"Americans traveling to Europe will feel like everything is on sale," said Morningstar economist Francisco Torralba. "But how deep the perceived sale is will depend on how long it was since the last time they were there."
For example, somebody who traveled to Europe last June will see that goods and services are 10 to 15 percent cheaper at most. But European retailers, especially those that cater mostly to tourists, may mark up their prices to account for the fact that the spending power of many visitors has increased, Torralba said. The 10-15 percent 'sale' is an upper bound: most visitors will likely see smaller price reductions.
American tourists are heading into the peak European spring season at the "perfect" time, said Josh Wyatt, chief strategic officer at upscale Generator Hostels.
"Finally Europe is on sale for Americans suffering from a previously weak dollar," he said.
Consumers won't immediately notice cheaper imported goods. The vast majority of the goods, by value, that the U.S. imports from Europe are industrial products: machinery, chemical products and related items.
"So U.S. consumers will not see much difference in the cost of their typical shopping basket," Torralba said.
Bankrate.com's chief financial analyst Greg McBride said the stronger dollar is noticeable in other countries, including Japan. Last year, the Japanese yen fell 12 percent against the dollar. The Russian ruble fell more than 40 percent against the dollar last year.
"Foreign economies are weak and central banks are planning to stimulate their economies, which tends to weaken their currency," McBride said.
So should Americans book that travel abroad right now?
"If you have been eyeing this trip and saving for it for a few years, the timing is great," McBride said. "But the movements in the currency don’t justify piling on debt for a vacation you can’t really afford."
Barry Bosworth of the Brookings Institution said the euro's exchange rate isn't in the range where it will have a big impact on U.S. trade.

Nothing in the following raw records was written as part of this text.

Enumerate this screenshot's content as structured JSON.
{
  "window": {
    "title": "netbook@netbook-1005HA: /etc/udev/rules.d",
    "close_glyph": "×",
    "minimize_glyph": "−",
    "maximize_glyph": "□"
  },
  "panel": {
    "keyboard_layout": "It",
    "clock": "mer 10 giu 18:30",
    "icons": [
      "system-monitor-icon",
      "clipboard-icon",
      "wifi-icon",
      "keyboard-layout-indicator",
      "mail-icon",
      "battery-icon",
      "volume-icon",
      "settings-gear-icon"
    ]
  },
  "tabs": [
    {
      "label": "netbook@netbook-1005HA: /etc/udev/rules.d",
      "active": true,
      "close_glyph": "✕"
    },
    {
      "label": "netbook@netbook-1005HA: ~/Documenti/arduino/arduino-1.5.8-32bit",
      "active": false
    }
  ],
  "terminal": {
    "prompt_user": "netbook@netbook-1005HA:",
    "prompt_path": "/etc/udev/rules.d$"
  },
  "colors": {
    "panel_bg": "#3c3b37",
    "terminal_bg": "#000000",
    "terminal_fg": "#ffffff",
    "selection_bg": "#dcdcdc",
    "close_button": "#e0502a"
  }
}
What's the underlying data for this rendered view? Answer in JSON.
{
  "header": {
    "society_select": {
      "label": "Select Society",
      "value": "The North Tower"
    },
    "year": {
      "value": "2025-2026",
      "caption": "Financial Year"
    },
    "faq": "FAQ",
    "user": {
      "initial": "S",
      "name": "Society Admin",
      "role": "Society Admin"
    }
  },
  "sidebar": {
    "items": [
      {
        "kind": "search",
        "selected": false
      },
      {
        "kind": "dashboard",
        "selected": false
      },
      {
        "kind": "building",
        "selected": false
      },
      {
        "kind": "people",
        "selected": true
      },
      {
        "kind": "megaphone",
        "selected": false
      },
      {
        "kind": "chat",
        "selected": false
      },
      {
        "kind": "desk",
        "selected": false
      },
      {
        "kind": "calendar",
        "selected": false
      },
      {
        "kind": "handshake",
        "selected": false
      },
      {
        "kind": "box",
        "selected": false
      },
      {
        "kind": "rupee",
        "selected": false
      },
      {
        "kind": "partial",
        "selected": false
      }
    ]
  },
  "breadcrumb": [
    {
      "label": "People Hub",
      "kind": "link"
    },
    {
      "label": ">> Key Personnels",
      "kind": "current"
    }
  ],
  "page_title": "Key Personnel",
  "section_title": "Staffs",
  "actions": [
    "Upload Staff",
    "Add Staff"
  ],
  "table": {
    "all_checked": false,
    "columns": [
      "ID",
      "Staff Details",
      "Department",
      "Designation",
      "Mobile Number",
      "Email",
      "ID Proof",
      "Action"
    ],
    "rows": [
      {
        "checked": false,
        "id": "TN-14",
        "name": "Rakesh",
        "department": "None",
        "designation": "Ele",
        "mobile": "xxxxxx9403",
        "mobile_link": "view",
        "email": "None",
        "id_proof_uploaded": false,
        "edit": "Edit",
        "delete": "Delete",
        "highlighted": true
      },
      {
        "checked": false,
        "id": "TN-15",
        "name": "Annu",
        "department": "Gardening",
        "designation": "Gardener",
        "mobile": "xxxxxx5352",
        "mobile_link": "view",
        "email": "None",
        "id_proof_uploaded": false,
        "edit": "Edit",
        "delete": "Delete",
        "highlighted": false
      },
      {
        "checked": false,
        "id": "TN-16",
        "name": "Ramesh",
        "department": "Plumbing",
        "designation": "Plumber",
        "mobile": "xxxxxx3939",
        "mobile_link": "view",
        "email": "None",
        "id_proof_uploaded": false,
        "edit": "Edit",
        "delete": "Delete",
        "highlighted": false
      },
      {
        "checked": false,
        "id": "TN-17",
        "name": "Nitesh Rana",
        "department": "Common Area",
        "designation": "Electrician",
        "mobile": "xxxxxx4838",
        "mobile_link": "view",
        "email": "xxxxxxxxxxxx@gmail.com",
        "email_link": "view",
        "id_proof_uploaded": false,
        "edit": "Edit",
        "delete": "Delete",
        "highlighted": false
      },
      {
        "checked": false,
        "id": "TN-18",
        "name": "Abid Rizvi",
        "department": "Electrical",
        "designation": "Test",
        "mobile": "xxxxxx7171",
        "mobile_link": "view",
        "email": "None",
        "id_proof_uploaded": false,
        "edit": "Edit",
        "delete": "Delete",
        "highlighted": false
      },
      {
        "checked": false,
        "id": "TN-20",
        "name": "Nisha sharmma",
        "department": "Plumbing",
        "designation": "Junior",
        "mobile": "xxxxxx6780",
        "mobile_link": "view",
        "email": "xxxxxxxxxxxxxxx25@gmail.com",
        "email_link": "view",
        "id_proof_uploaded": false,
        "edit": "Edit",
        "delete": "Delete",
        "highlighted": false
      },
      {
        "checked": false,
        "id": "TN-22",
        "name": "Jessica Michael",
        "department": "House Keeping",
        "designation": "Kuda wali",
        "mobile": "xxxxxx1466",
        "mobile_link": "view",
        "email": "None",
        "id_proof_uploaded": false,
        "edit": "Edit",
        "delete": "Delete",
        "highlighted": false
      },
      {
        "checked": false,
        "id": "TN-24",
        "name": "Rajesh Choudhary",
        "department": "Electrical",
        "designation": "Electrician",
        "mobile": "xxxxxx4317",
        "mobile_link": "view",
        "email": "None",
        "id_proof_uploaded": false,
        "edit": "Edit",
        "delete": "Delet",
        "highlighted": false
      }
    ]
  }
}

"The change in Japan is much more dramatic, but for some reason it has not yet had a big trade effect," he said, adding that exchange rate changes have a lagging effect on trade and they are complicated by the fall in energy prices.